**Task:** Pull out every line below that contains the word "expiry".

(Supplied information Opens)

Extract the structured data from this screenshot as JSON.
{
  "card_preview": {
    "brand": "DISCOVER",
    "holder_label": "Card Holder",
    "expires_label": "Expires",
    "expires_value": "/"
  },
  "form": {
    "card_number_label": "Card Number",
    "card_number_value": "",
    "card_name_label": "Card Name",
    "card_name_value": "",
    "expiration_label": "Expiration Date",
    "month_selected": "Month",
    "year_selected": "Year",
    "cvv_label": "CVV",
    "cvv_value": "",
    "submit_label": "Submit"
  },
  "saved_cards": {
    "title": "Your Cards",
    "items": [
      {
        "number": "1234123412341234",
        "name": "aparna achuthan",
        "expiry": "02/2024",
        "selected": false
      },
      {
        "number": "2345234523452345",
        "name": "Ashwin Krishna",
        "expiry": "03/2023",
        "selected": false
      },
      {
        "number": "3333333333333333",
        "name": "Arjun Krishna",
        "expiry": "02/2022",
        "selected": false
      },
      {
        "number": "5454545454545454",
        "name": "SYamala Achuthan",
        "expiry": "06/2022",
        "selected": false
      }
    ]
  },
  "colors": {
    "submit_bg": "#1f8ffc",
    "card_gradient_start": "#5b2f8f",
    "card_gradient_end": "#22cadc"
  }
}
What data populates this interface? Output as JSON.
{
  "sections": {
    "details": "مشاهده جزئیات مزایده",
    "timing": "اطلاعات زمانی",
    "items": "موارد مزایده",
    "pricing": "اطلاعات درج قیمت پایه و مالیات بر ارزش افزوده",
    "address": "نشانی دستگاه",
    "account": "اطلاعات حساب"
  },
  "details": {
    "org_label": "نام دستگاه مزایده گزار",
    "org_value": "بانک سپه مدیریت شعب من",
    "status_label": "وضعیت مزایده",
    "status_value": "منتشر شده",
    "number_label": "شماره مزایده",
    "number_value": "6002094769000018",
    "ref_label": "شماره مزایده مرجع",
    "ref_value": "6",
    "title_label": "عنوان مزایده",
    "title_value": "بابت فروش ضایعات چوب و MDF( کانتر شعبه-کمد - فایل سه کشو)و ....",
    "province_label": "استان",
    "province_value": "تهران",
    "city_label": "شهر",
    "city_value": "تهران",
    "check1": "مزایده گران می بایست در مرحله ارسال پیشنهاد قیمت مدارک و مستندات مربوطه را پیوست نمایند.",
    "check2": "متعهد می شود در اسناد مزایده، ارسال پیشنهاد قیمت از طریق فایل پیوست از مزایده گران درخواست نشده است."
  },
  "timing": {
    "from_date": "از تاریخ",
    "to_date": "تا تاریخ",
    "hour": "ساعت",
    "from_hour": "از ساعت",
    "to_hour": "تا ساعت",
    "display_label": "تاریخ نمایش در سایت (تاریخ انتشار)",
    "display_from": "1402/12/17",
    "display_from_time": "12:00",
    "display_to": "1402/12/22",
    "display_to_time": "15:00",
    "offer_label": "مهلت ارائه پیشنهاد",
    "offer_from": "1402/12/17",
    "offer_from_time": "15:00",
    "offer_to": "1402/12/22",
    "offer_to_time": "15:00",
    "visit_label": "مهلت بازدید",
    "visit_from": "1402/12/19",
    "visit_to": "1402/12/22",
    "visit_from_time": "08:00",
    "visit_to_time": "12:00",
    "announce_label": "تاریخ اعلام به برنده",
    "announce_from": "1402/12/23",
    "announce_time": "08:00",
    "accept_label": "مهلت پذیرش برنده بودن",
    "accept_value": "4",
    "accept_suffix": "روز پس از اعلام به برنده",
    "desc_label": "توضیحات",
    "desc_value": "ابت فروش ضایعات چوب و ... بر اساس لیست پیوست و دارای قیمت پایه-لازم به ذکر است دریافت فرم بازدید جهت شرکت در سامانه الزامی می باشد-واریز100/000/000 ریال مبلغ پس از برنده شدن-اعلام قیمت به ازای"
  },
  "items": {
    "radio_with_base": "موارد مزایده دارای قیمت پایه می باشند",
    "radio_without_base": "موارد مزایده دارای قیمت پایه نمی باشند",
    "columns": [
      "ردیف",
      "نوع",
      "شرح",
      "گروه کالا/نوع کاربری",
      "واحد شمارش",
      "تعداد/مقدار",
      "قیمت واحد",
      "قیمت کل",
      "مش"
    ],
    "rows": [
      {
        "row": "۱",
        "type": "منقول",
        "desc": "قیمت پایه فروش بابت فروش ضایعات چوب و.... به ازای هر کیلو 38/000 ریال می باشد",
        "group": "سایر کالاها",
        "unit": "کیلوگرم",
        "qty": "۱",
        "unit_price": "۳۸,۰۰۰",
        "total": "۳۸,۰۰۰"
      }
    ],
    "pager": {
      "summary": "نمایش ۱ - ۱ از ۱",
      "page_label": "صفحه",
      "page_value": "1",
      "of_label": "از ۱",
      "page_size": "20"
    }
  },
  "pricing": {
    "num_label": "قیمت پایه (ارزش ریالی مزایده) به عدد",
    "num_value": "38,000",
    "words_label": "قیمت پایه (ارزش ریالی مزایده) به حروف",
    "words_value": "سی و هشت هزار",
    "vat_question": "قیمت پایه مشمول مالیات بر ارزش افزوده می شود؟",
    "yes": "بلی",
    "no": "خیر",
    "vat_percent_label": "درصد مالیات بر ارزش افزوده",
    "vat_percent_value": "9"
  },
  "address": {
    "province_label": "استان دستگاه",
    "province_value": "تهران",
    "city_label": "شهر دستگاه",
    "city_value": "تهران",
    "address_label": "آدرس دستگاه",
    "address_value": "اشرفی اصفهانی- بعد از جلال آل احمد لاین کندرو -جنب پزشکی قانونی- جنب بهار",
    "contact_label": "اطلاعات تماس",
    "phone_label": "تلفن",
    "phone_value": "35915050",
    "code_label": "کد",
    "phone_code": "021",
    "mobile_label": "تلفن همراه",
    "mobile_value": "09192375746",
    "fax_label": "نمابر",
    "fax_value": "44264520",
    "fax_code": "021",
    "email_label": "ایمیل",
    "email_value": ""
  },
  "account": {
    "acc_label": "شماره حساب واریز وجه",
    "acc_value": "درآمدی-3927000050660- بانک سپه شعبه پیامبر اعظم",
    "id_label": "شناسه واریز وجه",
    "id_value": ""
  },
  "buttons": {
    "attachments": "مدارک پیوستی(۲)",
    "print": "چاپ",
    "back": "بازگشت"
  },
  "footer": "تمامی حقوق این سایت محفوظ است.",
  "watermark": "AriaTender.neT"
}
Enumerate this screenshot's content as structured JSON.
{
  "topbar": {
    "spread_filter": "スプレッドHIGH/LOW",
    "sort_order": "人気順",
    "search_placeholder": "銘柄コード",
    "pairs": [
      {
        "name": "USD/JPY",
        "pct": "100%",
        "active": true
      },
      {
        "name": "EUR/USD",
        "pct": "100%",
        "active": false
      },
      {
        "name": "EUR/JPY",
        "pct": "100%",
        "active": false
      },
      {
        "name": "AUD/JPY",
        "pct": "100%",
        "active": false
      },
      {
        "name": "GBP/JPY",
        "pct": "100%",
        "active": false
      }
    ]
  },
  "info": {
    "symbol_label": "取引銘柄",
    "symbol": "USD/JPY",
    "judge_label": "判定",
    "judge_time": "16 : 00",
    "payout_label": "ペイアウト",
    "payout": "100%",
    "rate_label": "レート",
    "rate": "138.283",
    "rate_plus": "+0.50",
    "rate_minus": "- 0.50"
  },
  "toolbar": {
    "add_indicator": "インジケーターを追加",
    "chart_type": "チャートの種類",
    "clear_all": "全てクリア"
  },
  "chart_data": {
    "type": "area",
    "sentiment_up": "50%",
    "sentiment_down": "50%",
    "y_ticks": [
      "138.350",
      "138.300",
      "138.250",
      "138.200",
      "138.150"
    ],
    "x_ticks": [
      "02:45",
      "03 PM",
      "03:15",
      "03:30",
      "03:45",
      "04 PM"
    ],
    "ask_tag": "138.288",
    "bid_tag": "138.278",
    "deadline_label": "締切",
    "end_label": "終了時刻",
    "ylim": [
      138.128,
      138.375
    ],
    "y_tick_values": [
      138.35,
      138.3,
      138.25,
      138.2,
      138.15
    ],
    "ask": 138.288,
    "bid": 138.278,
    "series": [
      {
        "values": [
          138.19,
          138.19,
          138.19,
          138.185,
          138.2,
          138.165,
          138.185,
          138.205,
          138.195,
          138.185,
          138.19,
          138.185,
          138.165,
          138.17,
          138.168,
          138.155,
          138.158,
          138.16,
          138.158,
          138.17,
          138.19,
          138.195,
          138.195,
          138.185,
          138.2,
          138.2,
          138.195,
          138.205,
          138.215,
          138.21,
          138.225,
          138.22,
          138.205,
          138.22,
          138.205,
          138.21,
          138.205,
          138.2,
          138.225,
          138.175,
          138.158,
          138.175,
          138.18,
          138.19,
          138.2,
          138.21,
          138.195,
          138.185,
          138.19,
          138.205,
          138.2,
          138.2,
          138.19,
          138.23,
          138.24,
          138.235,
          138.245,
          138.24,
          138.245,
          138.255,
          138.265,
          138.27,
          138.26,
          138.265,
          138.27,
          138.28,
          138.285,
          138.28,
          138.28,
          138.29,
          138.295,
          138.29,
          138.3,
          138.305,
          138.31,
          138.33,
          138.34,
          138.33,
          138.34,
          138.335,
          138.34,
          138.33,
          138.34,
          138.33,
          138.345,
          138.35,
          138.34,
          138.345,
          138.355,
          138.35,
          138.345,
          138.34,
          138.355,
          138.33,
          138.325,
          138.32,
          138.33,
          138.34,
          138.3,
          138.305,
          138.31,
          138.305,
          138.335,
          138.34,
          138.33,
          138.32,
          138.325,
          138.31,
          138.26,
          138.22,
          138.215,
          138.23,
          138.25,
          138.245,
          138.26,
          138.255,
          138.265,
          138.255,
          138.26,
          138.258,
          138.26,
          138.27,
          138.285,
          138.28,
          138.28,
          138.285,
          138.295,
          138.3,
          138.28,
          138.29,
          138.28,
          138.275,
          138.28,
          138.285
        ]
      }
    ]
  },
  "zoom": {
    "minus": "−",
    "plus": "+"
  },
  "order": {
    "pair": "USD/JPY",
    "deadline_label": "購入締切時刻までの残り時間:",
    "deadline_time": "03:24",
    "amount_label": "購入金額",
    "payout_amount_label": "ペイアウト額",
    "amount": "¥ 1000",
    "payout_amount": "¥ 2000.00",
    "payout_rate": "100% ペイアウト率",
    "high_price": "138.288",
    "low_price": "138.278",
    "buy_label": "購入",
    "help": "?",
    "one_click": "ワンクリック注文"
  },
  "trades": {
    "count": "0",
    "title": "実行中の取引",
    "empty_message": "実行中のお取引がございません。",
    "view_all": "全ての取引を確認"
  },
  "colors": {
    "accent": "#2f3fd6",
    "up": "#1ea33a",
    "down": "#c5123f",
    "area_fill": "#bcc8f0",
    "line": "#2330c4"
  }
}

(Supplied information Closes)

**Exercise result:**
        "expiry": "02/2024",
        "expiry": "03/2023",
        "expiry": "02/2022",
        "expiry": "06/2022",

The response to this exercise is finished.